= Exercise brief =
Below are some records; return each one exactly as written.
--- START ---
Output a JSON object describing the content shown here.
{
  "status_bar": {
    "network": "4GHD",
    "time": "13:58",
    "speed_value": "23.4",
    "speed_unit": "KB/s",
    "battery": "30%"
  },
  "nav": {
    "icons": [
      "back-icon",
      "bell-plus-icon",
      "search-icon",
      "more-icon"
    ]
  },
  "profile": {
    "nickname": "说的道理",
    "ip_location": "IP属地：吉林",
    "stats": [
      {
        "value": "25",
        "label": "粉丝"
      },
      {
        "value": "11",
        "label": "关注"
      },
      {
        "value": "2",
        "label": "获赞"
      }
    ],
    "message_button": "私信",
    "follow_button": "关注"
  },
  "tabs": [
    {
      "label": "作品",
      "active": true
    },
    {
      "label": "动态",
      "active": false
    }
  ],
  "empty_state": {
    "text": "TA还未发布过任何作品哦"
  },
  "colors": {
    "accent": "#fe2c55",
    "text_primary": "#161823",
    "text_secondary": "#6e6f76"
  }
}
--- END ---
= Solution to this problem =
Output a JSON object describing the content shown here.
{
  "status_bar": {
    "network": "4GHD",
    "time": "13:58",
    "speed_value": "23.4",
    "speed_unit": "KB/s",
    "battery": "30%"
  },
  "nav": {
    "icons": [
      "back-icon",
      "bell-plus-icon",
      "search-icon",
      "more-icon"
    ]
  },
  "profile": {
    "nickname": "说的道理",
    "ip_location": "IP属地：吉林",
    "stats": [
      {
        "value": "25",
        "label": "粉丝"
      },
      {
        "value": "11",
        "label": "关注"
      },
      {
        "value": "2",
        "label": "获赞"
      }
    ],
    "message_button": "私信",
    "follow_button": "关注"
  },
  "tabs": [
    {
      "label": "作品",
      "active": true
    },
    {
      "label": "动态",
      "active": false
    }
  ],
  "empty_state": {
    "text": "TA还未发布过任何作品哦"
  },
  "colors": {
    "accent": "#fe2c55",
    "text_primary": "#161823",
    "text_secondary": "#6e6f76"
  }
}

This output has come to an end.